How do you decide what is appropriate to attend, and which organisations to trust, when even people who have worked in the field for years have some difficulty with this?
You don’t want to be attending training and conferences which are irrelevant and a waste of time because they are not aimed at small charities.
Fortunately, there are some useful and thoughtful resources coming from organisations and individuals who want to help people in charities on their digital journey – I’ve listed a few I know here in alphabetical order:
BeMoreDigital - an online learning space built for people working in charities, NGOs and social enterprises.
Catalyst – a charitable initiative including agencies, funders and non-profits to help charitable organisations increase resilience and ability to respond to their mission using digital.
Charity Catalogue – an online directory aiming to help non-profits discover the best online tools and resources

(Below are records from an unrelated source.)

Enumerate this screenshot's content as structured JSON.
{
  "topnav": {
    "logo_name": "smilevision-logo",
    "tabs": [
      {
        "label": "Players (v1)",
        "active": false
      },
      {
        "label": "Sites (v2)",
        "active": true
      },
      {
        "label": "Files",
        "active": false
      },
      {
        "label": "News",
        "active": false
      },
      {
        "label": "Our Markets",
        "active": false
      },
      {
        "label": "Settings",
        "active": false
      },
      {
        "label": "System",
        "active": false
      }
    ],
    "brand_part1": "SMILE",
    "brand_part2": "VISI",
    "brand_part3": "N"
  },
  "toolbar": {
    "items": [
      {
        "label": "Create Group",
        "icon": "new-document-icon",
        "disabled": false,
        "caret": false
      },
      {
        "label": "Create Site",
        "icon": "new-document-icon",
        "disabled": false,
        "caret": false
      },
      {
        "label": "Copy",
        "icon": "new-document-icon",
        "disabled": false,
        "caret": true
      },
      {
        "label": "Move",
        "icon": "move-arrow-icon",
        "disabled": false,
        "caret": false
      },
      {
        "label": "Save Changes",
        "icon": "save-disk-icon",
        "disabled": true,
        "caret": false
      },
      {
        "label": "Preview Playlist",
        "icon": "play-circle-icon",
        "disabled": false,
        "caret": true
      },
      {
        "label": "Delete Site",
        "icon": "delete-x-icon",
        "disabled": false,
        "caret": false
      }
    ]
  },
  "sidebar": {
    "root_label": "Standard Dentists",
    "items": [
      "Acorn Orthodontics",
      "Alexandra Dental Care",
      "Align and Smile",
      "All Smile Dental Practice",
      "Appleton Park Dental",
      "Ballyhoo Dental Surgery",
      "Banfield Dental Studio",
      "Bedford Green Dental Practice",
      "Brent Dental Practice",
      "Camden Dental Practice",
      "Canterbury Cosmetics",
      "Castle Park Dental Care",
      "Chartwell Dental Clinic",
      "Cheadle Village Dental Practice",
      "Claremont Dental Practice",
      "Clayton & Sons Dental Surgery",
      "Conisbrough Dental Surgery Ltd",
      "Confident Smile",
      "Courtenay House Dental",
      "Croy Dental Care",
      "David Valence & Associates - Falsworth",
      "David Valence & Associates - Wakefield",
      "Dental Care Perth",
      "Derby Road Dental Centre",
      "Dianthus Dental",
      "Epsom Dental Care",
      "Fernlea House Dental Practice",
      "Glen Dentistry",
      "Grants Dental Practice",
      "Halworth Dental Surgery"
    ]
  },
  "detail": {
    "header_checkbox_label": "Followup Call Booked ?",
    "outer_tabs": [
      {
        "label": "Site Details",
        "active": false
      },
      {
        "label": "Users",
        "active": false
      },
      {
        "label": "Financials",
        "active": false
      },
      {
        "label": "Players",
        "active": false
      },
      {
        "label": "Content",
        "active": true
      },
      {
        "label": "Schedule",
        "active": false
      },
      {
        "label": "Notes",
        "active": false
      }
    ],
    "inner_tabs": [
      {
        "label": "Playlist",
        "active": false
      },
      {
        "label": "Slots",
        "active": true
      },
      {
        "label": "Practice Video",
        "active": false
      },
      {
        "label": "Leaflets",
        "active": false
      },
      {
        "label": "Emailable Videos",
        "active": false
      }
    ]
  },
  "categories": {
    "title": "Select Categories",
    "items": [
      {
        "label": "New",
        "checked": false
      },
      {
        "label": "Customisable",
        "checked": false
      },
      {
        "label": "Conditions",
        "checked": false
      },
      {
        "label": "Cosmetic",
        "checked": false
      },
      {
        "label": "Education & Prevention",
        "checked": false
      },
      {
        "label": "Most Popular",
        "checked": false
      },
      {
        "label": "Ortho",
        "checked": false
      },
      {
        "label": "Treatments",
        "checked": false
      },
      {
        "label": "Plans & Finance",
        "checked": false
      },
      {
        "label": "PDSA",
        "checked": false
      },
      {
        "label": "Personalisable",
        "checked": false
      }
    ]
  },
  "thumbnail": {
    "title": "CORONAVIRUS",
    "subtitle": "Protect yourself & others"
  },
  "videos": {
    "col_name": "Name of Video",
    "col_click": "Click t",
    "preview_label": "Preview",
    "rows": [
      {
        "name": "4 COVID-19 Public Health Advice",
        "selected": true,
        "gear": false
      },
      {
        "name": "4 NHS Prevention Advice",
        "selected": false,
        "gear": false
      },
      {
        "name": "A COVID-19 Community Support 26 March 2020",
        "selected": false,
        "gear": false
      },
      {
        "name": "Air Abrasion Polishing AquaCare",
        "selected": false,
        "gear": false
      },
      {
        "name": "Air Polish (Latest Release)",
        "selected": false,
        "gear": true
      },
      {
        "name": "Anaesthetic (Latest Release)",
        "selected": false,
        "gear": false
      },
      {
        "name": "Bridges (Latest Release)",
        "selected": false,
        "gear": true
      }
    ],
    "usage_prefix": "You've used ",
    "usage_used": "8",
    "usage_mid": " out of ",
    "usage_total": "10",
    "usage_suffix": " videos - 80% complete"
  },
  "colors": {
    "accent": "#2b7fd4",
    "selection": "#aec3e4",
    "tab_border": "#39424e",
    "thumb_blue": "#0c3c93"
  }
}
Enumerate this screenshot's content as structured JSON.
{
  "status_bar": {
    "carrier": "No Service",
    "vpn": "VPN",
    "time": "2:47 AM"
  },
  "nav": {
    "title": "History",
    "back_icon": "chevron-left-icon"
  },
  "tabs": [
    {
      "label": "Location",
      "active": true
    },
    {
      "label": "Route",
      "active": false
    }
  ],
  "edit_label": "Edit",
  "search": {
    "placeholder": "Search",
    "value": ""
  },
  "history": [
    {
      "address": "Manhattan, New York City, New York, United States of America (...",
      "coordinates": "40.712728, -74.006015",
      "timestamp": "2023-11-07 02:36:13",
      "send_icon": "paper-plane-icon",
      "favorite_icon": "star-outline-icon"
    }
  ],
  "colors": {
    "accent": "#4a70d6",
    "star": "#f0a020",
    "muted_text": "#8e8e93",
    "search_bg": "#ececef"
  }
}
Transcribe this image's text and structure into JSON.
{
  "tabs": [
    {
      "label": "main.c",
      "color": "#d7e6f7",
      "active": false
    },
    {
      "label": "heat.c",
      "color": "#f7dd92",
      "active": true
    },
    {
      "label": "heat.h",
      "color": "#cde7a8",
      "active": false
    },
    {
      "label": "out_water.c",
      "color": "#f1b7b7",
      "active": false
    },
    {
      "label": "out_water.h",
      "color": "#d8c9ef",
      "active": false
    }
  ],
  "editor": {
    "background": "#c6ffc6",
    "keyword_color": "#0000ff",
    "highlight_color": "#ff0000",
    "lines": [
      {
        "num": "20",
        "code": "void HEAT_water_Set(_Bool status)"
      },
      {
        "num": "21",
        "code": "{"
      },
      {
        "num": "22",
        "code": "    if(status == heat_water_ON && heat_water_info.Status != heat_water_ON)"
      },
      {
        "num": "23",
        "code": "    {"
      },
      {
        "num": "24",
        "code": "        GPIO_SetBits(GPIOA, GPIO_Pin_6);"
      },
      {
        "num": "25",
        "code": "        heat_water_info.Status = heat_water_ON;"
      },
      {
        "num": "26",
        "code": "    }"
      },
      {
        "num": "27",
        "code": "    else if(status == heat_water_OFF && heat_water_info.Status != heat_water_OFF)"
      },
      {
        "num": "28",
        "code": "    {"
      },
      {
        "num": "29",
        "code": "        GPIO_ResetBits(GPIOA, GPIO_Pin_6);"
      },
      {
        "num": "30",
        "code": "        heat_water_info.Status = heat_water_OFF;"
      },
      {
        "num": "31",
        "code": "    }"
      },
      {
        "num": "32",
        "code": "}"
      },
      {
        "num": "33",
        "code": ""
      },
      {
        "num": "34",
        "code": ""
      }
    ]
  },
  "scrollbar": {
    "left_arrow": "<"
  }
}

Charity Digital – a charity established to help other charities accelerate their mission using digital technology, including by offering an IT donation scheme (previously known as Tech Trust) – they say “Our services improve digital awareness and access, connect charities to the digital expertise and talent they need, and raise the bar for digital skills and understanding for non-profit organisations of all kinds”
Digital Candle – an hour of free digital advice for charities from an expert in the question you ask, broad or niche - they say “Charities can get advice on any aspect of digital or digital marketing, from digital strategy to Google Ads and from remote service delivery to social media”
Digital WM News – a free monthly e-bulletin to increase digital inclusion, skills and knowledge in the voluntary, community and social enterprise sectors, with content from the internet compiled and curated by journalist Pauline Roche (me) – includes News, Events and Resources sections
Dovetail – a directory to help charities find a digital agency
Dr Tech show on YouTube – a show about getting and being online, started by internet evangelist the late John Popham and continued by his co-presenters journalist Pauline Roche (me again) and public sector IT manager Sweyn Hunter
Tech for good live – events and podcasts from a group of people in tech who believe that technology can be a force for social good
Don't worry about not knowing the answer
There is no expectation that you will have all the answers at the start of the journey. You're learning, and that's okay. As time goes by, you'll get there, and you'll find the right solutions for your charity.
Please keep in touch
If any of this information has helped you, or if it has made you ask more questions, I’d love to hear from you. I’m @paulineroche on Twitter.
I’d be especially pleased to hear if you’ve tried to get help from any of the places and resources I’ve listed. Has the help happened? Was it enough? What more do you need?